Task directions ::
From the records below, find each line with the string "percent" and copy it.

====== Dataset ======

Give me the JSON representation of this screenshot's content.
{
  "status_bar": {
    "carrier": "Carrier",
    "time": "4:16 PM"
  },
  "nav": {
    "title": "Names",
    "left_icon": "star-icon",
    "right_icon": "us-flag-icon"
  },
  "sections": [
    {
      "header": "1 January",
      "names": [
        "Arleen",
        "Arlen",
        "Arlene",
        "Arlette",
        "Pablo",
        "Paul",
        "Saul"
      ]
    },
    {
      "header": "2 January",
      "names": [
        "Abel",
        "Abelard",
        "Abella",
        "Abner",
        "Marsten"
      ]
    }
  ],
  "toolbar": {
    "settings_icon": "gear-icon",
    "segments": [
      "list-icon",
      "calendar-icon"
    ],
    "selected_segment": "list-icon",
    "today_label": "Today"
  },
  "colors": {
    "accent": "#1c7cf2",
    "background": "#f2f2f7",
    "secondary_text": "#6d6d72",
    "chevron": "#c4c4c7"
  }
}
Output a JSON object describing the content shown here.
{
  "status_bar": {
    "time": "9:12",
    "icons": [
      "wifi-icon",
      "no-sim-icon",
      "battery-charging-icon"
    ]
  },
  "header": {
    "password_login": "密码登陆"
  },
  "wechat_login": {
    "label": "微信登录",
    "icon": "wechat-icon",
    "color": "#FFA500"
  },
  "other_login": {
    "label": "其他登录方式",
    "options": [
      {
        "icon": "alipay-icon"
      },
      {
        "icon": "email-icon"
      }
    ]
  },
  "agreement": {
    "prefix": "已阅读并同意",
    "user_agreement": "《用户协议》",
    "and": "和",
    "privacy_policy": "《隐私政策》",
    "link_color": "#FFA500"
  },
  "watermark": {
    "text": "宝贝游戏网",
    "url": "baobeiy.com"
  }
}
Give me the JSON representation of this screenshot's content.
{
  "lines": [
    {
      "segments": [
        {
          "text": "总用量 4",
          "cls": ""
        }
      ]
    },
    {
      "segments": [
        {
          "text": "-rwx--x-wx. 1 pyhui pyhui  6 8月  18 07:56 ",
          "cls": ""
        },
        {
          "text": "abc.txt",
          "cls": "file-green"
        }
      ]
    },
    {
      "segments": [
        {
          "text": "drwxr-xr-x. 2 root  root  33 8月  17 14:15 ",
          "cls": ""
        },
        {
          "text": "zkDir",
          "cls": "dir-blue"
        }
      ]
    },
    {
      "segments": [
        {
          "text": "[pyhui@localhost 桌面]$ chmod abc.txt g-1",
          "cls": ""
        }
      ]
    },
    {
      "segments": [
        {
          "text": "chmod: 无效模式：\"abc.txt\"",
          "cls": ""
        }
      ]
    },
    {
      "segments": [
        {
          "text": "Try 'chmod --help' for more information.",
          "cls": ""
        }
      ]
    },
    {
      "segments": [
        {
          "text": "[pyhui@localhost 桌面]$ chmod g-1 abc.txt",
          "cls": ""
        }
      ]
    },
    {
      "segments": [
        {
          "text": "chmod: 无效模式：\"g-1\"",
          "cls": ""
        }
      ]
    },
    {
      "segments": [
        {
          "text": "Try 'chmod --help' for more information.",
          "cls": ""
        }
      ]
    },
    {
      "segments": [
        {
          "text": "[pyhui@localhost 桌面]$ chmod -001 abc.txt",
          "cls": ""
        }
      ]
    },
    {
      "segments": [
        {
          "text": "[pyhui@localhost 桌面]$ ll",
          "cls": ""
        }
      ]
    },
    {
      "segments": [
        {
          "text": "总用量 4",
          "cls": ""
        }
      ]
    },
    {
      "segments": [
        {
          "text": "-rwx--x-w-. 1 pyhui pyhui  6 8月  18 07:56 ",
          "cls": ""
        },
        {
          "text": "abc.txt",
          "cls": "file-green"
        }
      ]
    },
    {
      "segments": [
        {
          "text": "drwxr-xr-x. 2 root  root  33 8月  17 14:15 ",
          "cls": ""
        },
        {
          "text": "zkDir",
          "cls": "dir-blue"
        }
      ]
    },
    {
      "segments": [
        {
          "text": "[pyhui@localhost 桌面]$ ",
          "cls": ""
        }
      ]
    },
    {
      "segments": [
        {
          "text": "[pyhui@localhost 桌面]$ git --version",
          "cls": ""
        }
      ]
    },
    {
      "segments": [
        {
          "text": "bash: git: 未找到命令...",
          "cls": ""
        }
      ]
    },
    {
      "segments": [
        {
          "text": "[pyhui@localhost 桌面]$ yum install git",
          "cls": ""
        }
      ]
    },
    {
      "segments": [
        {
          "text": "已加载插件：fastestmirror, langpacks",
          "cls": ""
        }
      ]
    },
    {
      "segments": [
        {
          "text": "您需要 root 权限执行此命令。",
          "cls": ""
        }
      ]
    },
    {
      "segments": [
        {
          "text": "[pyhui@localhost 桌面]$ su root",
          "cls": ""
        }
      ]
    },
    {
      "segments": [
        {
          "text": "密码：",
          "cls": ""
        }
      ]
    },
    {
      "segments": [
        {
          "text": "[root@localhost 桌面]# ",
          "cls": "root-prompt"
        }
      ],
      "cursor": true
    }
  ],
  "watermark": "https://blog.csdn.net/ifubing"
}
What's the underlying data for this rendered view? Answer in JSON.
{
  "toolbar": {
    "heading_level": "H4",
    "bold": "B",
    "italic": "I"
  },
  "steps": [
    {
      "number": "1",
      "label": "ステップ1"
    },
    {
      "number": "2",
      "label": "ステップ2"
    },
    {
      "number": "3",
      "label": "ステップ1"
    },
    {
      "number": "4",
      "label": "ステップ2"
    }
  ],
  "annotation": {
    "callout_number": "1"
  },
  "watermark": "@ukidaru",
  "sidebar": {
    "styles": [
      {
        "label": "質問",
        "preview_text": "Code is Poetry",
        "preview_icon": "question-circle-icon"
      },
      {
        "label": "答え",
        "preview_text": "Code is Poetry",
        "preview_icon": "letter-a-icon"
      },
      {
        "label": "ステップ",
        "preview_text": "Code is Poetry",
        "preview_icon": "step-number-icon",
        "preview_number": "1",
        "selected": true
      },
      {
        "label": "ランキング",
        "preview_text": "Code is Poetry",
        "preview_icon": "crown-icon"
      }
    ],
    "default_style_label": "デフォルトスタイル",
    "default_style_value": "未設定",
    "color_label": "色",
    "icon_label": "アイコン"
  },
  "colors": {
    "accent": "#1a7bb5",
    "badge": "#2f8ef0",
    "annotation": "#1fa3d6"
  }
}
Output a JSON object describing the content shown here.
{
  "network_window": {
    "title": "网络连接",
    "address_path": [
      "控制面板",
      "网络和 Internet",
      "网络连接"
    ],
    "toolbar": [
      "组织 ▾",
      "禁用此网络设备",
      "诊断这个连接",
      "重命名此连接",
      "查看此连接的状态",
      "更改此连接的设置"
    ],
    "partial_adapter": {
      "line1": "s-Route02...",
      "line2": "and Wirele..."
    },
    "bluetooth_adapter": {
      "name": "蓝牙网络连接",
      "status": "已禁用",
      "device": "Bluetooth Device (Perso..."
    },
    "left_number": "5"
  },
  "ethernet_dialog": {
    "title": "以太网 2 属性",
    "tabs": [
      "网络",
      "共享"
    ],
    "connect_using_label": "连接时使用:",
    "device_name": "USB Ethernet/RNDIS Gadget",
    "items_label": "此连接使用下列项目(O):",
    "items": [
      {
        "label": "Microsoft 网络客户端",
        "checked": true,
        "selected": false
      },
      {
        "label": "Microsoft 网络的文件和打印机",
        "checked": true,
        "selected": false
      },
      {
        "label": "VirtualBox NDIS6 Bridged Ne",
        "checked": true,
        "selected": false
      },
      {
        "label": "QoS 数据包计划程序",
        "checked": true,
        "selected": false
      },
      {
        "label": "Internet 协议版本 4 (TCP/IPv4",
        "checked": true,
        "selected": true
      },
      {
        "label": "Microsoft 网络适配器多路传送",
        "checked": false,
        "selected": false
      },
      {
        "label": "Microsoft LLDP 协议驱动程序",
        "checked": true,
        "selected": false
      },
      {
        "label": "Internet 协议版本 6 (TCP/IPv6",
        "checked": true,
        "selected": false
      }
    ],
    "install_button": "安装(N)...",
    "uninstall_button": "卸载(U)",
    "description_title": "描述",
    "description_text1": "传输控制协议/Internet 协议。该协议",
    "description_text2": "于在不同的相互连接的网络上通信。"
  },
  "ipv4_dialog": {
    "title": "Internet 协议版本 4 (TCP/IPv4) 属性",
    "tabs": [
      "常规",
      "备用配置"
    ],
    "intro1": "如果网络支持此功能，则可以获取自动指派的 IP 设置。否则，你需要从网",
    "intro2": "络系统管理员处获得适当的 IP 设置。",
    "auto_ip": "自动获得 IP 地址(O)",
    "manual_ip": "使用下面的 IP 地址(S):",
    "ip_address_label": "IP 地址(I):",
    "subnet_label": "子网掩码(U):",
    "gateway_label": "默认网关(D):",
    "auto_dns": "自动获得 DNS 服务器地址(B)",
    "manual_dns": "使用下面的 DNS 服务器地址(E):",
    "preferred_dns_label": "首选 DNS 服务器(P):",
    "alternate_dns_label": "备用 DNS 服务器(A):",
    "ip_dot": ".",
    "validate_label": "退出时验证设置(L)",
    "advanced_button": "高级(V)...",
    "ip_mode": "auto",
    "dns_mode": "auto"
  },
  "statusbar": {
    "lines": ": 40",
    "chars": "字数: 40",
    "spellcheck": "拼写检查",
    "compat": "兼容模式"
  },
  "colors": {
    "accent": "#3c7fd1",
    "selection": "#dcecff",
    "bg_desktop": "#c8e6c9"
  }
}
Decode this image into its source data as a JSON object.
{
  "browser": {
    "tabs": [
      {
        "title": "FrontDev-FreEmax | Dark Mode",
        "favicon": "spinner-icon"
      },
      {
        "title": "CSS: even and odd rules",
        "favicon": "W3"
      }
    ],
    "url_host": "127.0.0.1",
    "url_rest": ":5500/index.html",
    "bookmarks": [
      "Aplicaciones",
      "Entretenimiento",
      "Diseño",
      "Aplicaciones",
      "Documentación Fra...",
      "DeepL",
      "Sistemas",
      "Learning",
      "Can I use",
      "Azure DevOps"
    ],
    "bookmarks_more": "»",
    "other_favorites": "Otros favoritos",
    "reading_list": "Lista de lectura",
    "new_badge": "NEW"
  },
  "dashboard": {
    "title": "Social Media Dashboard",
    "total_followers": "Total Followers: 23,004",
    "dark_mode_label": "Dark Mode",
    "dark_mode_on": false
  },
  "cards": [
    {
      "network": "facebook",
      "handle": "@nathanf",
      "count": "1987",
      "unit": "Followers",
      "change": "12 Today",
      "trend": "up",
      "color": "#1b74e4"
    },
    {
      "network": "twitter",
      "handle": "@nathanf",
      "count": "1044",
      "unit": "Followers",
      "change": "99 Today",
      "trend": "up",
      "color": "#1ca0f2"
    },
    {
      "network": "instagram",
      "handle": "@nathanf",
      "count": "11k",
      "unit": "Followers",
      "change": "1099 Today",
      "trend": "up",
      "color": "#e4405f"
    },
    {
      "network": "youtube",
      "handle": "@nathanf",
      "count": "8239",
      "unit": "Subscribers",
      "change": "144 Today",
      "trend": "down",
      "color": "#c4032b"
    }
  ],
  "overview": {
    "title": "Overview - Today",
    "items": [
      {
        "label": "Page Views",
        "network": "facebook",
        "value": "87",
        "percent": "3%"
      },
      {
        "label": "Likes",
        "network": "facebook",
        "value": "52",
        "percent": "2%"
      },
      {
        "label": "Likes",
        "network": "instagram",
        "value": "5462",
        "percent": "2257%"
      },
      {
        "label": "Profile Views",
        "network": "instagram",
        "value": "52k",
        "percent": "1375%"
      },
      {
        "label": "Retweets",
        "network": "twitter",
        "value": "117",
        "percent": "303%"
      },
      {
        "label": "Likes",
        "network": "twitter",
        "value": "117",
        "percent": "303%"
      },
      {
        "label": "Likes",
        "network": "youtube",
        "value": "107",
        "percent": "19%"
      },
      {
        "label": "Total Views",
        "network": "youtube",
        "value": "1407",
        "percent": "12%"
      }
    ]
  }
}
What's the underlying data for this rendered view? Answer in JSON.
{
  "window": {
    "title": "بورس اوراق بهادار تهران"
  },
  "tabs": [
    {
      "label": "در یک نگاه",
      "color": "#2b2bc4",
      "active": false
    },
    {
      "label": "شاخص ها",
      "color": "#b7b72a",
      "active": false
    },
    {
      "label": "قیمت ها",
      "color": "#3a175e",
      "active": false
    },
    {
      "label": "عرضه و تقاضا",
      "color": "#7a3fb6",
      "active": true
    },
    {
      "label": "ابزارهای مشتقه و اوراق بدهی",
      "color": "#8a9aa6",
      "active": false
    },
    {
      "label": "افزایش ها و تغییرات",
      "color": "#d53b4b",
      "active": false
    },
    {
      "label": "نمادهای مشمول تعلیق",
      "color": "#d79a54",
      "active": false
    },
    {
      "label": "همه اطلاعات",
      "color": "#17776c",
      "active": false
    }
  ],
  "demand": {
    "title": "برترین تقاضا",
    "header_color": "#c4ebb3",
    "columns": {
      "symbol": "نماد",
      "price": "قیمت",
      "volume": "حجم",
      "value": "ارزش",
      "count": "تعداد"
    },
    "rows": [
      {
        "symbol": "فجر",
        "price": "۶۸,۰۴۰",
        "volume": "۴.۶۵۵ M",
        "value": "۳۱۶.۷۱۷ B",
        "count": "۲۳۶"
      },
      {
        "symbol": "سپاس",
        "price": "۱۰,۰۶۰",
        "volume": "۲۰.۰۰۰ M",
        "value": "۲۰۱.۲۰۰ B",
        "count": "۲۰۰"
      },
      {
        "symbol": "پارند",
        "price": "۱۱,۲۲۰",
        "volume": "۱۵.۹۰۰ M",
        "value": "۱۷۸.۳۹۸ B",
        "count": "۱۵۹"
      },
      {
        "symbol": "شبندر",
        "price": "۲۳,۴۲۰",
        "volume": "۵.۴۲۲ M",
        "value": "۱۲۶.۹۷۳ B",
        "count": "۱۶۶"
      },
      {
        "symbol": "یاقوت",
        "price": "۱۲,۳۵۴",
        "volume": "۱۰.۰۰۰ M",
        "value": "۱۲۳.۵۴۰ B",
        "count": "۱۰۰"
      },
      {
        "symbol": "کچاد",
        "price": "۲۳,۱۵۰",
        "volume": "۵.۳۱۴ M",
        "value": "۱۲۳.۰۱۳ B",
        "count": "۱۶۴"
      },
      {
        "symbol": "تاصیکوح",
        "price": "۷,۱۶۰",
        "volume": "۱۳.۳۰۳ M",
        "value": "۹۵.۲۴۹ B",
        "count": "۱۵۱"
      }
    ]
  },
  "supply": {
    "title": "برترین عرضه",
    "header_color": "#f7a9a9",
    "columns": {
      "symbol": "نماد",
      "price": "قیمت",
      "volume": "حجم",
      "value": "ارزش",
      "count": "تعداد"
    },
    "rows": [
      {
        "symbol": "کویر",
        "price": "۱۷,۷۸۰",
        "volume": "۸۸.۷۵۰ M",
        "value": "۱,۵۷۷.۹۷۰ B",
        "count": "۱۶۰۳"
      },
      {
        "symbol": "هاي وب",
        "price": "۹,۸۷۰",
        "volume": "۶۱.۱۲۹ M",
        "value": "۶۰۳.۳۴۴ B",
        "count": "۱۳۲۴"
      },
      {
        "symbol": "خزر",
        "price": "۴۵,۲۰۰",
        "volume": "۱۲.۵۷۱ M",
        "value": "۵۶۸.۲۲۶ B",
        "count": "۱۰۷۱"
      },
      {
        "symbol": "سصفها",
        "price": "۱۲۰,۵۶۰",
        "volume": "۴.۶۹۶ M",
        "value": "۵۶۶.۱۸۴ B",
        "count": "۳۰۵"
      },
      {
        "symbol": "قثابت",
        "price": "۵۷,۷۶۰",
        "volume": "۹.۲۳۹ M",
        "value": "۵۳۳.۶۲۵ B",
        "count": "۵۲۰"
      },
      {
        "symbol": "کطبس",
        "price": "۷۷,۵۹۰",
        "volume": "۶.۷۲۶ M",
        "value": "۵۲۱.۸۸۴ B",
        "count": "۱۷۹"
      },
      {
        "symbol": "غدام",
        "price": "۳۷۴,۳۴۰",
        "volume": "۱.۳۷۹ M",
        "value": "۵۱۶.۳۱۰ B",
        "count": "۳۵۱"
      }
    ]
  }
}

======

Solution ::
        "percent": "3%"
        "percent": "2%"
        "percent": "2257%"
        "percent": "1375%"
        "percent": "303%"
        "percent": "303%"
        "percent": "19%"
        "percent": "12%"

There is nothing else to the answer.